(Task objective): Copy out every line in the entries below that includes "capital".

(Records excerpted from a collection)
━━━━
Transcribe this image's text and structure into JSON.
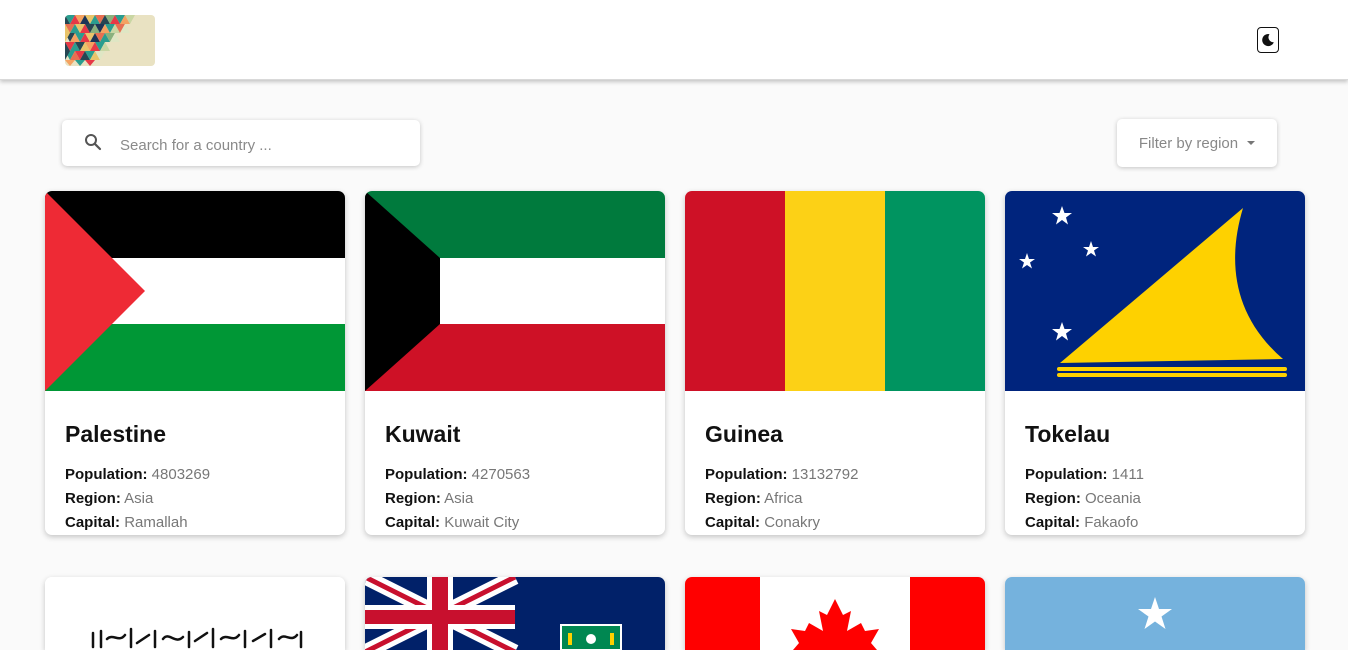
{
  "header": {
    "logo_alt": "logo",
    "theme_icon": "moon-icon"
  },
  "search": {
    "placeholder": "Search for a country ...",
    "value": "",
    "icon": "search-icon"
  },
  "filter": {
    "label": "Filter by region",
    "icon": "caret-down-icon"
  },
  "labels": {
    "population": "Population:",
    "region": "Region:",
    "capital": "Capital:"
  },
  "countries": [
    {
      "name": "Palestine",
      "population": "4803269",
      "region": "Asia",
      "capital": "Ramallah"
    },
    {
      "name": "Kuwait",
      "population": "4270563",
      "region": "Asia",
      "capital": "Kuwait City"
    },
    {
      "name": "Guinea",
      "population": "13132792",
      "region": "Africa",
      "capital": "Conakry"
    },
    {
      "name": "Tokelau",
      "population": "1411",
      "region": "Oceania",
      "capital": "Fakaofo"
    }
  ],
  "colors": {
    "background": "#fafafa",
    "card": "#ffffff",
    "muted_text": "#777777",
    "palestine_red": "#EE2A35",
    "palestine_green": "#009736",
    "kuwait_green": "#007A3D",
    "kuwait_red": "#CE1126",
    "guinea_red": "#CE1126",
    "guinea_yellow": "#FCD116",
    "guinea_green": "#009460",
    "tokelau_blue": "#00247D",
    "tokelau_yellow": "#FED100",
    "canada_red": "#FF0000",
    "somalia_blue": "#4189DD"
  }
}
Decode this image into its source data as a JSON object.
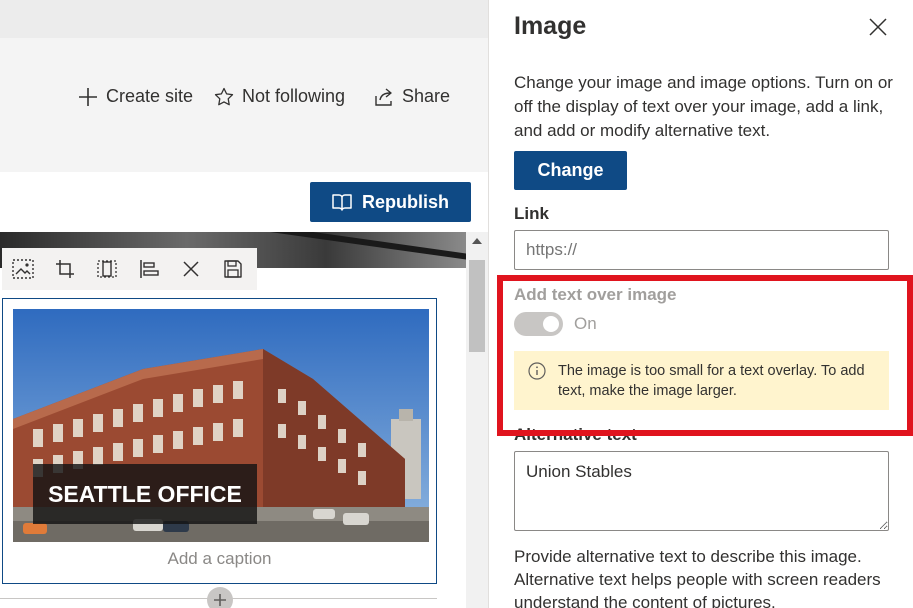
{
  "command_bar": {
    "create_site": "Create site",
    "not_following": "Not following",
    "share": "Share"
  },
  "edit_bar": {
    "republish": "Republish"
  },
  "image_toolbar": {
    "icons": [
      "image-icon",
      "crop-icon",
      "resize-icon",
      "align-left-icon",
      "close-icon",
      "save-icon"
    ]
  },
  "web_part": {
    "overlay_text": "SEATTLE OFFICE",
    "caption_placeholder": "Add a caption"
  },
  "pane": {
    "title": "Image",
    "description": "Change your image and image options. Turn on or off the display of text over your image, add a link, and add or modify alternative text.",
    "change_button": "Change",
    "link_label": "Link",
    "link_placeholder": "https://",
    "text_over_image_label": "Add text over image",
    "toggle_state": "On",
    "warning": "The image is too small for a text overlay. To add text, make the image larger.",
    "alt_text_label": "Alternative text",
    "alt_text_value": "Union Stables",
    "alt_help": "Provide alternative text to describe this image. Alternative text helps people with screen readers understand the content of pictures."
  },
  "colors": {
    "primary": "#0f4a85",
    "highlight": "#e0141e",
    "warning_bg": "#fff4ce"
  }
}
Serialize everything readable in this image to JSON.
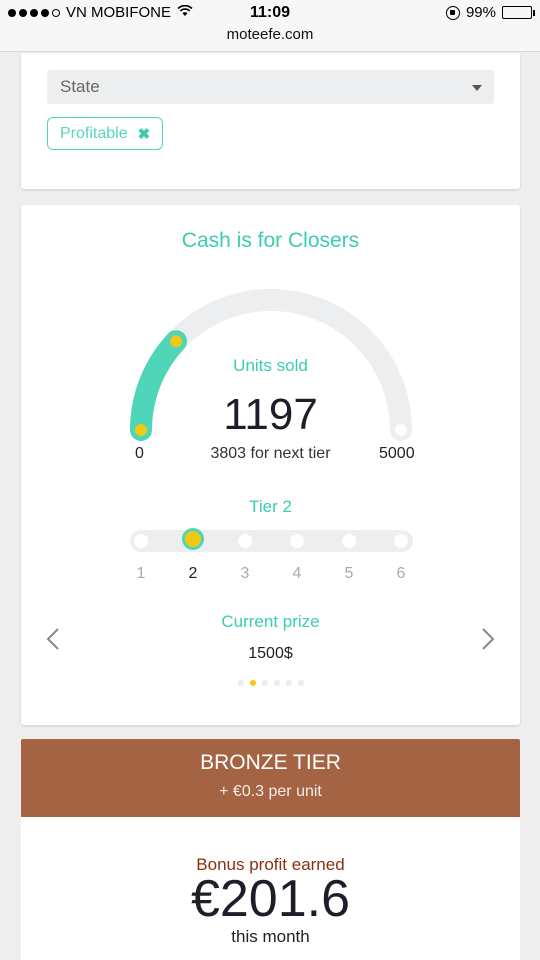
{
  "status_bar": {
    "carrier": "VN MOBIFONE",
    "time": "11:09",
    "battery": "99%",
    "battery_level": 0.99,
    "url": "moteefe.com"
  },
  "filters": {
    "state_select": {
      "value": "State"
    },
    "chips": [
      {
        "label": "Profitable"
      }
    ]
  },
  "goal": {
    "title": "Cash is for Closers",
    "units_label": "Units sold",
    "units_sold": "1197",
    "units_sold_value": 1197,
    "next_tier_text": "3803 for next tier",
    "gauge_min": "0",
    "gauge_max": "5000",
    "gauge_max_value": 5000,
    "tier_label": "Tier 2",
    "tiers": [
      "1",
      "2",
      "3",
      "4",
      "5",
      "6"
    ],
    "active_tier_index": 1,
    "prize_label": "Current prize",
    "prize_value": "1500$",
    "carousel_pages": 6,
    "carousel_active": 1
  },
  "tier_banner": {
    "name": "BRONZE TIER",
    "bonus": "+ €0.3 per unit",
    "color": "#a46443"
  },
  "bonus": {
    "label": "Bonus profit earned",
    "value": "€201.6",
    "period": "this month"
  },
  "colors": {
    "accent": "#3ccdb0",
    "highlight": "#f3c812"
  }
}
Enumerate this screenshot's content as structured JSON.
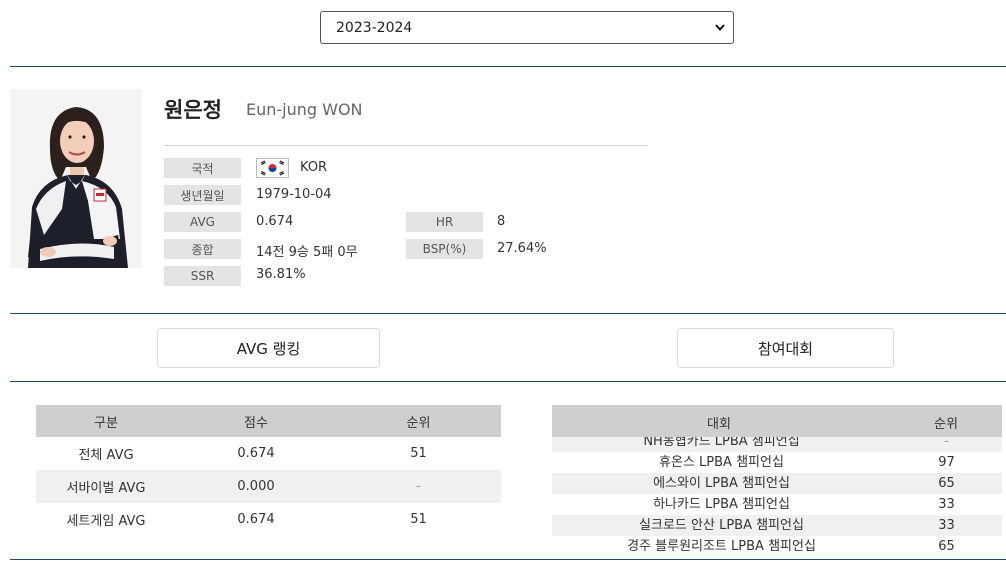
{
  "season": {
    "selected": "2023-2024"
  },
  "player": {
    "name_kr": "원은정",
    "name_en": "Eun-jung WON",
    "nationality_label": "국적",
    "nationality_value": "KOR",
    "birth_label": "생년월일",
    "birth_value": "1979-10-04",
    "avg_label": "AVG",
    "avg_value": "0.674",
    "hr_label": "HR",
    "hr_value": "8",
    "record_label": "종합",
    "record_value": "14전 9승 5패 0무",
    "bsp_label": "BSP(%)",
    "bsp_value": "27.64%",
    "ssr_label": "SSR",
    "ssr_value": "36.81%"
  },
  "tabs": {
    "avg_ranking": "AVG 랭킹",
    "tournaments": "참여대회"
  },
  "rank_table": {
    "headers": [
      "구분",
      "점수",
      "순위"
    ],
    "rows": [
      {
        "category": "전체 AVG",
        "score": "0.674",
        "rank": "51"
      },
      {
        "category": "서바이벌 AVG",
        "score": "0.000",
        "rank": "-"
      },
      {
        "category": "세트게임 AVG",
        "score": "0.674",
        "rank": "51"
      }
    ]
  },
  "tournament_table": {
    "headers": [
      "대회",
      "순위"
    ],
    "rows": [
      {
        "name": "NH농협카드 LPBA 챔피언십",
        "rank": "-"
      },
      {
        "name": "휴온스 LPBA 챔피언십",
        "rank": "97"
      },
      {
        "name": "에스와이 LPBA 챔피언십",
        "rank": "65"
      },
      {
        "name": "하나카드 LPBA 챔피언십",
        "rank": "33"
      },
      {
        "name": "실크로드 안산 LPBA 챔피언십",
        "rank": "33"
      },
      {
        "name": "경주 블루원리조트 LPBA 챔피언십",
        "rank": "65"
      }
    ]
  }
}
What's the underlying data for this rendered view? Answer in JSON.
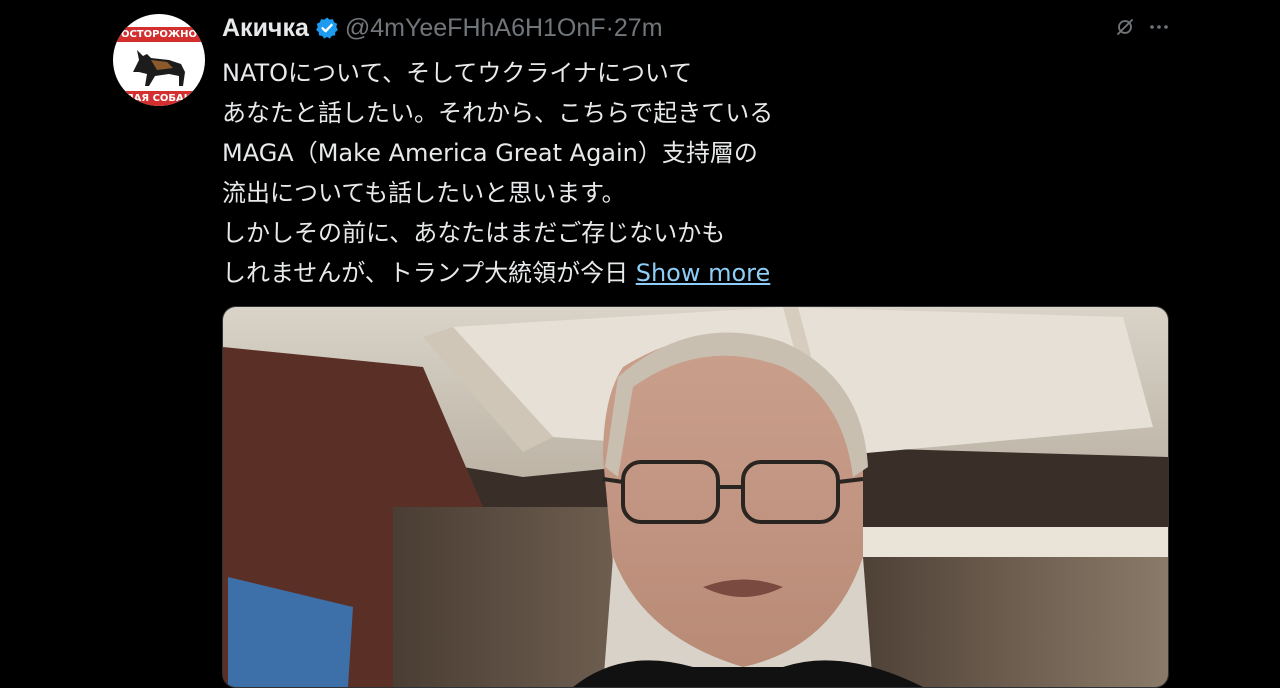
{
  "tweet": {
    "display_name": "Акичка",
    "handle": "@4mYeeFHhA6H1OnF",
    "separator": "·",
    "time": "27m",
    "avatar": {
      "top_text": "ОСТОРОЖНО",
      "bottom_text": "ЗЛАЯ СОБАКА"
    },
    "lines": [
      "NATOについて、そしてウクライナについて",
      "あなたと話したい。それから、こちらで起きている",
      "MAGA（Make America Great Again）支持層の",
      "流出についても話したいと思います。",
      "しかしその前に、あなたはまだご存じないかも",
      "しれませんが、トランプ大統領が今日"
    ],
    "show_more": "Show more",
    "icons": [
      "grok-icon",
      "more-options-icon",
      "verified-badge-icon"
    ],
    "colors": {
      "background": "#000000",
      "text": "#e7e9ea",
      "secondary": "#71767b",
      "link": "#8ecdf8",
      "verified": "#1d9bf0"
    }
  }
}
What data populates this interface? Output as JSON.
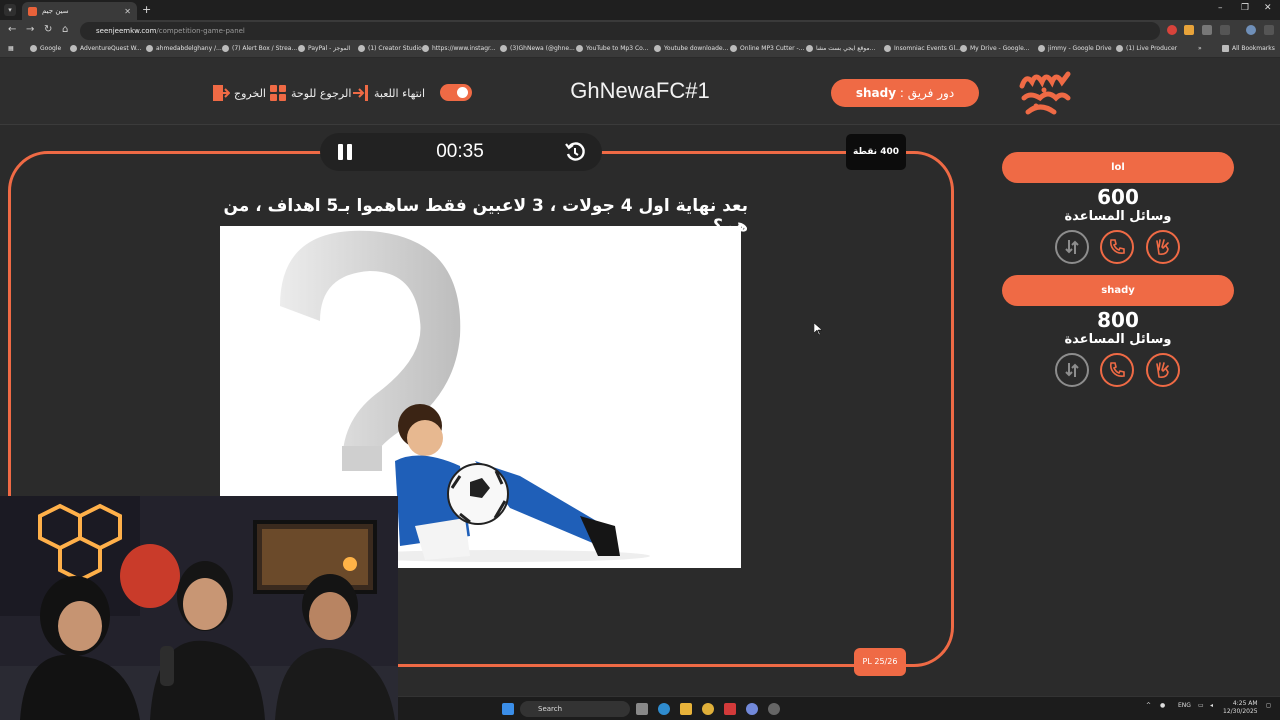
{
  "browser": {
    "tab_title": "سين جيم",
    "url_host": "seenjeemkw.com",
    "url_path": "/competition-game-panel",
    "bookmarks": [
      "Google",
      "AdventureQuest W...",
      "ahmedabdelghany /...",
      "(7) Alert Box / Strea...",
      "PayPal - الموجز",
      "(1) Creator Studio",
      "https://www.instagr...",
      "(3)GhNewa (@ghne...",
      "YouTube to Mp3 Co...",
      "Youtube downloade...",
      "Online MP3 Cutter -...",
      "موقع ايجي بست مشا...",
      "Insomniac Events Gl...",
      "My Drive - Google...",
      "jimmy - Google Drive",
      "(1) Live Producer"
    ],
    "all_bookmarks": "All Bookmarks"
  },
  "header": {
    "exit_label": "الخروج",
    "back_to_board_label": "الرجوع للوحة",
    "end_game_label": "انتهاء اللعبة",
    "game_title": "GhNewaFC#1",
    "turn_prefix": "دور فريق : ",
    "turn_team": "shady"
  },
  "timer": {
    "time": "00:35"
  },
  "question": {
    "points": "400 نقطة",
    "text": "بعد نهاية اول 4 جولات ، 3 لاعبين فقط ساهموا بـ5 اهداف ، من هم؟",
    "progress": "PL 25/26"
  },
  "teams": [
    {
      "name": "lol",
      "score": "600",
      "aids_label": "وسائل المساعدة"
    },
    {
      "name": "shady",
      "score": "800",
      "aids_label": "وسائل المساعدة"
    }
  ],
  "taskbar": {
    "search_label": "Search",
    "language": "ENG",
    "time": "4:25 AM",
    "date": "12/30/2025"
  },
  "colors": {
    "accent": "#ef6a45",
    "background": "#2b2b2b"
  }
}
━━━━
(Exercise result):
    "capital": "Capital:"
      "capital": "Ramallah"
      "capital": "Kuwait City"
      "capital": "Conakry"
      "capital": "Fakaofo"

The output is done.